Because the pictures are not wanted, give back only the exact text of every entry below.

Web page and app entries
+++

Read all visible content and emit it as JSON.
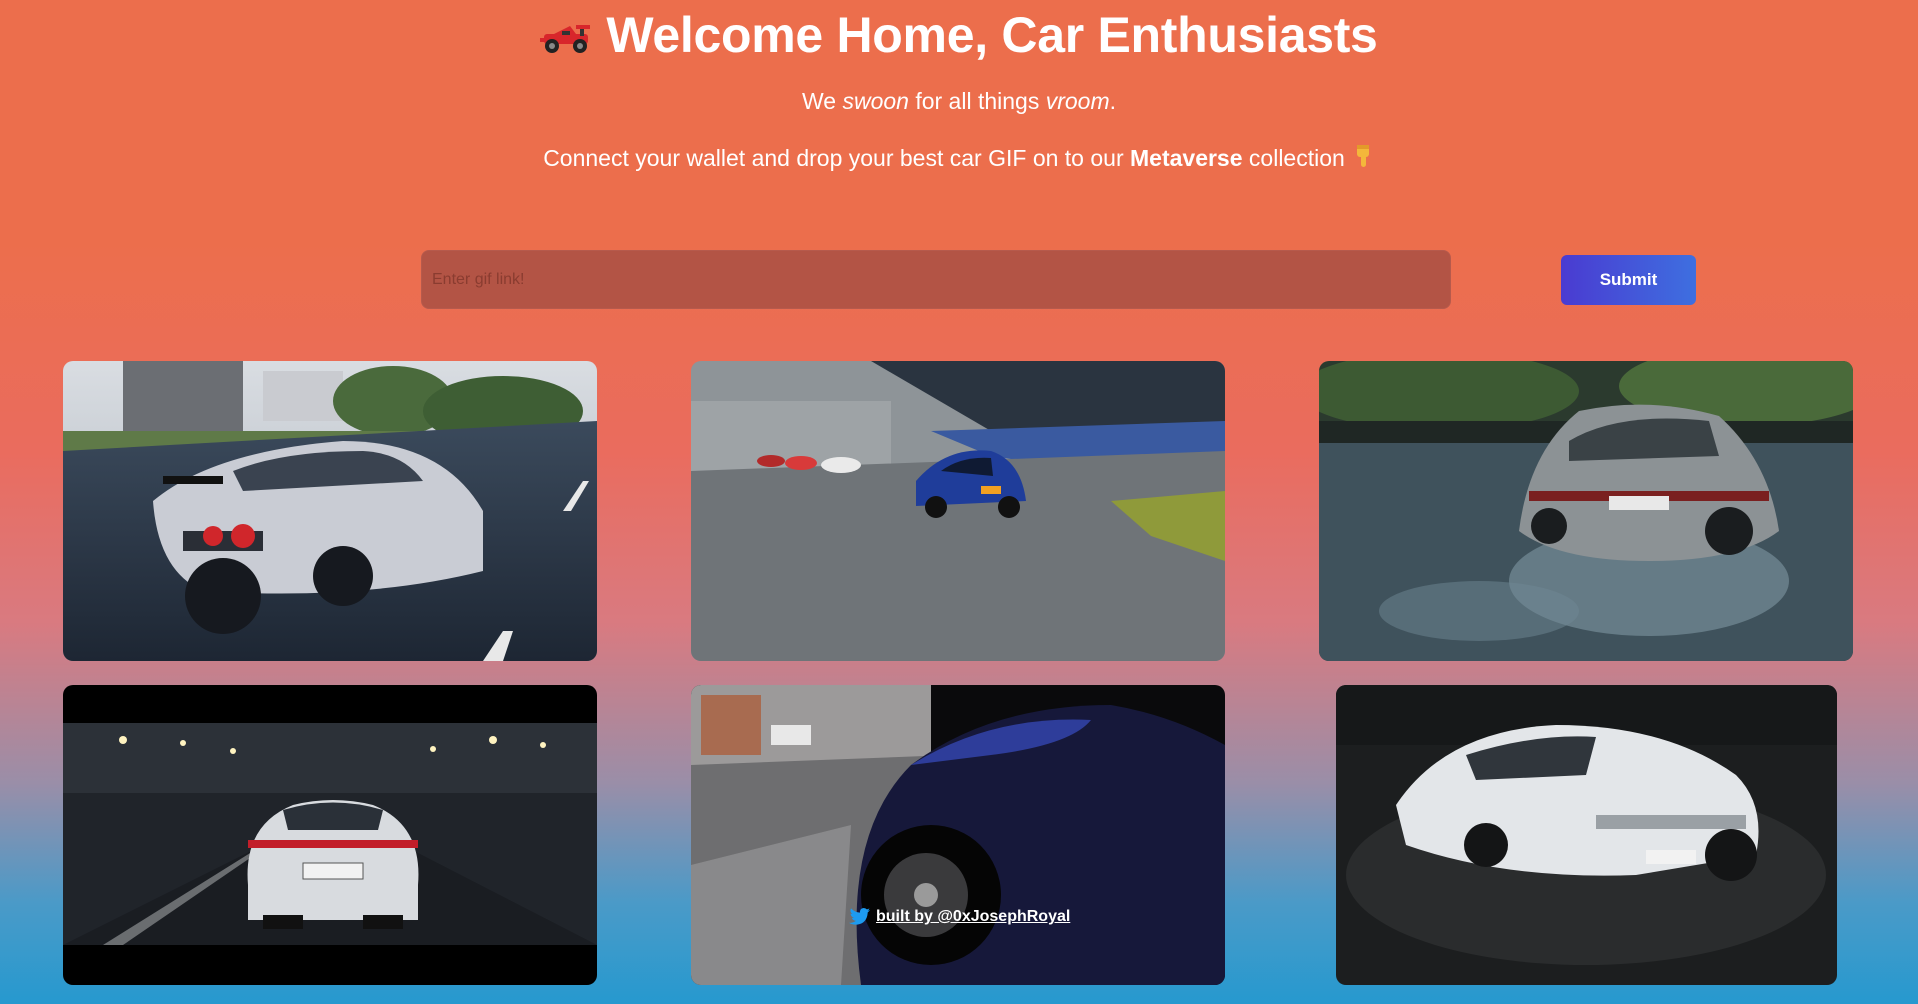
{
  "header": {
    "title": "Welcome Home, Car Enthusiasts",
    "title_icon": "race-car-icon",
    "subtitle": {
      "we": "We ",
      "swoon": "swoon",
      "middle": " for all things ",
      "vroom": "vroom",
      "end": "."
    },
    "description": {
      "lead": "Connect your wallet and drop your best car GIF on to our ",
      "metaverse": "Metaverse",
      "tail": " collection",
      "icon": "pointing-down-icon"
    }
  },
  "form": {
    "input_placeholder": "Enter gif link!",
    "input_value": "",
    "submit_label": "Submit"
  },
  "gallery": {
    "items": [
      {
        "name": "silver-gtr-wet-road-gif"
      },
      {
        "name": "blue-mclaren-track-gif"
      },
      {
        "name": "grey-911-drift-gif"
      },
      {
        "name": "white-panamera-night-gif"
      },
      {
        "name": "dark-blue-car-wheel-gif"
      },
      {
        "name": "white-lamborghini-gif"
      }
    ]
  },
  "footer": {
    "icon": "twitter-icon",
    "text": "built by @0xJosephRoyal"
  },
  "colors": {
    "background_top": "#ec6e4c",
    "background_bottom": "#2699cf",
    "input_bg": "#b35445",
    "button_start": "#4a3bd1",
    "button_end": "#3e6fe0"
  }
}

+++

Problem solution —
Read all visible content and emit it as JSON.
{
  "header": {
    "title": "Welcome Home, Car Enthusiasts",
    "title_icon": "race-car-icon",
    "subtitle": {
      "we": "We ",
      "swoon": "swoon",
      "middle": " for all things ",
      "vroom": "vroom",
      "end": "."
    },
    "description": {
      "lead": "Connect your wallet and drop your best car GIF on to our ",
      "metaverse": "Metaverse",
      "tail": " collection",
      "icon": "pointing-down-icon"
    }
  },
  "form": {
    "input_placeholder": "Enter gif link!",
    "input_value": "",
    "submit_label": "Submit"
  },
  "gallery": {
    "items": [
      {
        "name": "silver-gtr-wet-road-gif"
      },
      {
        "name": "blue-mclaren-track-gif"
      },
      {
        "name": "grey-911-drift-gif"
      },
      {
        "name": "white-panamera-night-gif"
      },
      {
        "name": "dark-blue-car-wheel-gif"
      },
      {
        "name": "white-lamborghini-gif"
      }
    ]
  },
  "footer": {
    "icon": "twitter-icon",
    "text": "built by @0xJosephRoyal"
  },
  "colors": {
    "background_top": "#ec6e4c",
    "background_bottom": "#2699cf",
    "input_bg": "#b35445",
    "button_start": "#4a3bd1",
    "button_end": "#3e6fe0"
  }
}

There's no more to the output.